# [WORK ORDER]
Check each line of the entries below for the word "KNPF", and copy the lines that have it.

# [RECORDS FOR THE TASK]

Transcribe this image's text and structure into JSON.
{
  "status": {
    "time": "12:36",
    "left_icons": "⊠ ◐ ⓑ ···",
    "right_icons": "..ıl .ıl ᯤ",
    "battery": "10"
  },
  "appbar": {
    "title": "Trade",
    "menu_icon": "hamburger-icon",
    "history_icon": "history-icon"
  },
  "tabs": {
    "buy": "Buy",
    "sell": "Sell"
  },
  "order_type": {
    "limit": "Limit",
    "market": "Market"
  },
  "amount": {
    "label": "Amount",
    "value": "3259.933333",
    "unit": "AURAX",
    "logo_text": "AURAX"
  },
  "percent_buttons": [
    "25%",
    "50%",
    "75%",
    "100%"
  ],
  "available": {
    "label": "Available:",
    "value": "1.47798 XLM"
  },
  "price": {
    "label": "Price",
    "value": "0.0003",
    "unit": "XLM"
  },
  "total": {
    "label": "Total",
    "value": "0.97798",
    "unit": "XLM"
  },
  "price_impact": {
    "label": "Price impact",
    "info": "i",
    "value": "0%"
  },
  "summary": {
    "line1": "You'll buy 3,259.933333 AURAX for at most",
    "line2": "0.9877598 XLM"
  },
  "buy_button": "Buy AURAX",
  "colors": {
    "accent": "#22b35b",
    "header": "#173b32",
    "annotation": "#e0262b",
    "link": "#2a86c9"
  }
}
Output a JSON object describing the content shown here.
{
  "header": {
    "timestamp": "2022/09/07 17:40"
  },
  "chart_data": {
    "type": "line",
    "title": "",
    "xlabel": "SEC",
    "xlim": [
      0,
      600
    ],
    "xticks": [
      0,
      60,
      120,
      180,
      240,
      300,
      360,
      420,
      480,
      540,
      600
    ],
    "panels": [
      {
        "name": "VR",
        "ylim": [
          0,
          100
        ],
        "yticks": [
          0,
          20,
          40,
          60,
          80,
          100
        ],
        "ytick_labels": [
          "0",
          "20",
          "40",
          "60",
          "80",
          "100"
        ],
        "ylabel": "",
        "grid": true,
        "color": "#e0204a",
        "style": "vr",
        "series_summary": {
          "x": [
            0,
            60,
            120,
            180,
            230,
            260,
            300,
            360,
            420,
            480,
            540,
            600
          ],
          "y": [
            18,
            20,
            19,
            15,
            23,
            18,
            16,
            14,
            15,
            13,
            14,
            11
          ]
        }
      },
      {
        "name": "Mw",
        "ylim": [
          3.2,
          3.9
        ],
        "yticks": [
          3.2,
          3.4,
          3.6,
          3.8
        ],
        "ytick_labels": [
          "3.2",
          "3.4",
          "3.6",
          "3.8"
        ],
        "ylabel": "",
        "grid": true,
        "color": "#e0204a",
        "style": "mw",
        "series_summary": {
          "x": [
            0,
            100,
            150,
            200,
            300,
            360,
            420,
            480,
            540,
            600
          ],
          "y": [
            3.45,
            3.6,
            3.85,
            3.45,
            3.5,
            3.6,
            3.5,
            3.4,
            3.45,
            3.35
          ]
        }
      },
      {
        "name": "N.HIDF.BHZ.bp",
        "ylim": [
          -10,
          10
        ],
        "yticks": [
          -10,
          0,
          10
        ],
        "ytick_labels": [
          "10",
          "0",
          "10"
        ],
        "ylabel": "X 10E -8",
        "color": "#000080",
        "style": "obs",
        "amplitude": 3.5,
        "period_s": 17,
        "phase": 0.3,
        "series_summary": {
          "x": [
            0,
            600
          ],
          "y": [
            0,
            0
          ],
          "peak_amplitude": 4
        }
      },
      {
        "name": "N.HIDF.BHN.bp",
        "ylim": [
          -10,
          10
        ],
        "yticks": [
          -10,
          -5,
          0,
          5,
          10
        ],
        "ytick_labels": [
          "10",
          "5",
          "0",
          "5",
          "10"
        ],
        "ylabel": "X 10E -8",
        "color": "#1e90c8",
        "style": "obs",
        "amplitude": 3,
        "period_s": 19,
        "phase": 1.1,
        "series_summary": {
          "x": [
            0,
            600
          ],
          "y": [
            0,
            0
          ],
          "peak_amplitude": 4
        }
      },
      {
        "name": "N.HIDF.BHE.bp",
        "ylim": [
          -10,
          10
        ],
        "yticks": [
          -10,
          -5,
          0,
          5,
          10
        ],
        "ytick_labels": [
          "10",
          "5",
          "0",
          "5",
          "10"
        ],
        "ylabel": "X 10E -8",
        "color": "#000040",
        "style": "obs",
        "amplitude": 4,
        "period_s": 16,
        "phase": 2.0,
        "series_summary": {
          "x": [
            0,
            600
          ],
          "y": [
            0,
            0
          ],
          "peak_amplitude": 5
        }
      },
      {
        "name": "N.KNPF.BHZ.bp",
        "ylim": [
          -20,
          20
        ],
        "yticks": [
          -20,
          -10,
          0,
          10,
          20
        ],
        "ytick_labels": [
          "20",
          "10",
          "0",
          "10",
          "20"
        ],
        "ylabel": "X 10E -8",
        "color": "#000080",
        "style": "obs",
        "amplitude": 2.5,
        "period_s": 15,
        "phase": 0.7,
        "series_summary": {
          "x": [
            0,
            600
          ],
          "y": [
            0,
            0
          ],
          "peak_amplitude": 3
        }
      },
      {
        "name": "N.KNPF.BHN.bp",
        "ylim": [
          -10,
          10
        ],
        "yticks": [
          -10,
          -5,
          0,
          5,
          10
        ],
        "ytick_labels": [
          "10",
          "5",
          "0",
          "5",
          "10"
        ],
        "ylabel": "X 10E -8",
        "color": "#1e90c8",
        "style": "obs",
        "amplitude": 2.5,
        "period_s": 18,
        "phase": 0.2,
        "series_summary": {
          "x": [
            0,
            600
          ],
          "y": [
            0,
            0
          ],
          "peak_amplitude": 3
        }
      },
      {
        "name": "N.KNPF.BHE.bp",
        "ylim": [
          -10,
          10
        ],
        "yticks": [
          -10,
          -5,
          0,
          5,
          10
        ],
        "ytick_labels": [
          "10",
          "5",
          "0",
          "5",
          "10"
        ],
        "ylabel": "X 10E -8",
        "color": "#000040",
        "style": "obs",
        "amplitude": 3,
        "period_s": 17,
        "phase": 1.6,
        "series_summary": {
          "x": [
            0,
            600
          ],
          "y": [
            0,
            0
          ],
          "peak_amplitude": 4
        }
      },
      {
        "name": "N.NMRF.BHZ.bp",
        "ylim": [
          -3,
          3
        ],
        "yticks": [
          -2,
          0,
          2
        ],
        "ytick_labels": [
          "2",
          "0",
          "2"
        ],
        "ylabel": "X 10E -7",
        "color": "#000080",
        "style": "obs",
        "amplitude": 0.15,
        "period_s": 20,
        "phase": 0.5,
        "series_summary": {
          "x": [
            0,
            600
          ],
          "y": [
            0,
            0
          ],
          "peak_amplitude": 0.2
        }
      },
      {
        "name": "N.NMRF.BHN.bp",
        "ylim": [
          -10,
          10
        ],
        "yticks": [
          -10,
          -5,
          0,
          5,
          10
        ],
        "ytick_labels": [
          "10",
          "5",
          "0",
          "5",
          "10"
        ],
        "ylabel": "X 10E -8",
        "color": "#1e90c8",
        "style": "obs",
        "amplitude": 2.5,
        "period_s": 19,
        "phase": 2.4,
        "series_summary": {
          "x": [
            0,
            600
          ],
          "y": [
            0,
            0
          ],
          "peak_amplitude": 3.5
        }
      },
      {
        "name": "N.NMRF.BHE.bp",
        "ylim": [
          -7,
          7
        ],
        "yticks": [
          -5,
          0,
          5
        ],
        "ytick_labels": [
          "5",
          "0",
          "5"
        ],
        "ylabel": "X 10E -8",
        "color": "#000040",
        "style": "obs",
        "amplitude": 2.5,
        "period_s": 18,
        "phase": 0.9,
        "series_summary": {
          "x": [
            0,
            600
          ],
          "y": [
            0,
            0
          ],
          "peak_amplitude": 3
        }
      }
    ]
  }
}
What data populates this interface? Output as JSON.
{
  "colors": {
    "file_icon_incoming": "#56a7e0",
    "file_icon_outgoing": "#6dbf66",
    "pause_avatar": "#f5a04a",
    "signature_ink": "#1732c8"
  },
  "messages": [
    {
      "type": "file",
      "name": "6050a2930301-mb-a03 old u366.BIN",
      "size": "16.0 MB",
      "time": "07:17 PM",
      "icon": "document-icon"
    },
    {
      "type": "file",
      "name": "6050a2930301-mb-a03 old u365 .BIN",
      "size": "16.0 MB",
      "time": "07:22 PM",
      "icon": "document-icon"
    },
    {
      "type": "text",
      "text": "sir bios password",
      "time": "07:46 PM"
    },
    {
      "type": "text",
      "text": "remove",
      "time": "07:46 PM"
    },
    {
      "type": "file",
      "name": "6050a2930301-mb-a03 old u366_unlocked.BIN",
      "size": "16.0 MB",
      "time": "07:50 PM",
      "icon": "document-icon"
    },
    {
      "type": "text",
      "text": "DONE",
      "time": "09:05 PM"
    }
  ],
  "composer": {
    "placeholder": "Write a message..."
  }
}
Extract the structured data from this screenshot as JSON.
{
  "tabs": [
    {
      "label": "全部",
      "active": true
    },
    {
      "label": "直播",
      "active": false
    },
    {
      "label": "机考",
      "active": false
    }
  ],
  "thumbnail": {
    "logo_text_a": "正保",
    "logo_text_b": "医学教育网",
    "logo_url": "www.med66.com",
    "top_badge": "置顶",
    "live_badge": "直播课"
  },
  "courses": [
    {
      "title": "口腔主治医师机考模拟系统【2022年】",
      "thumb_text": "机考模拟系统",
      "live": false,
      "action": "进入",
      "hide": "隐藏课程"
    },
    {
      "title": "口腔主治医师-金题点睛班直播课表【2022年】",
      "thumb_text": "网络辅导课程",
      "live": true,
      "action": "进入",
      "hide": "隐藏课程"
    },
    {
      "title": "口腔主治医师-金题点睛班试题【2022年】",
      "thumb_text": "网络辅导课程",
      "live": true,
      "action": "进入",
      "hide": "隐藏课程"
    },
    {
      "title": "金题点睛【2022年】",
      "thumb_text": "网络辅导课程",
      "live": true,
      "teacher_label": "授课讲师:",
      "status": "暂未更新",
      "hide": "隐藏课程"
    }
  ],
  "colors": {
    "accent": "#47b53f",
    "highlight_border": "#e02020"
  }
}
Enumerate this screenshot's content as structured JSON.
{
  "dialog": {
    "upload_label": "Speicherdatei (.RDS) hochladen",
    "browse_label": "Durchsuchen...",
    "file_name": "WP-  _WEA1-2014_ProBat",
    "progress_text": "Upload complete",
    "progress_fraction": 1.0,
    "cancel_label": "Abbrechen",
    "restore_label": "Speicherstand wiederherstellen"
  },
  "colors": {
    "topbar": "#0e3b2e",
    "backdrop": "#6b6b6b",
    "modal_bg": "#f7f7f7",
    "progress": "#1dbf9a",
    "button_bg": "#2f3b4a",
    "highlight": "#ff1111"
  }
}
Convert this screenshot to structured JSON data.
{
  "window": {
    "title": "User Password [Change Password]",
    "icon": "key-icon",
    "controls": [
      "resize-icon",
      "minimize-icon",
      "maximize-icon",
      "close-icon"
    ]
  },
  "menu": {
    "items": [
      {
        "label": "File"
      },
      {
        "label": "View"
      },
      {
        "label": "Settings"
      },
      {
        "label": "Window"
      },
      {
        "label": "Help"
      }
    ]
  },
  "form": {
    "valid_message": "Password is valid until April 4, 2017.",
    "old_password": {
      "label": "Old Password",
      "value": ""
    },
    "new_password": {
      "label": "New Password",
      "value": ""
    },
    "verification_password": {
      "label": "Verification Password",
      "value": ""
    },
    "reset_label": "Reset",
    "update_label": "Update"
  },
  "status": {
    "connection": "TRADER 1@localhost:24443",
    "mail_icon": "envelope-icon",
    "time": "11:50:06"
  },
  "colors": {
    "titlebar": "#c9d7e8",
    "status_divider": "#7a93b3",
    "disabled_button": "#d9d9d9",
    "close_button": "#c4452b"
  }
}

# [EXERCISE RESULT]
        "name": "N.KNPF.BHZ.bp",
        "name": "N.KNPF.BHN.bp",
        "name": "N.KNPF.BHE.bp",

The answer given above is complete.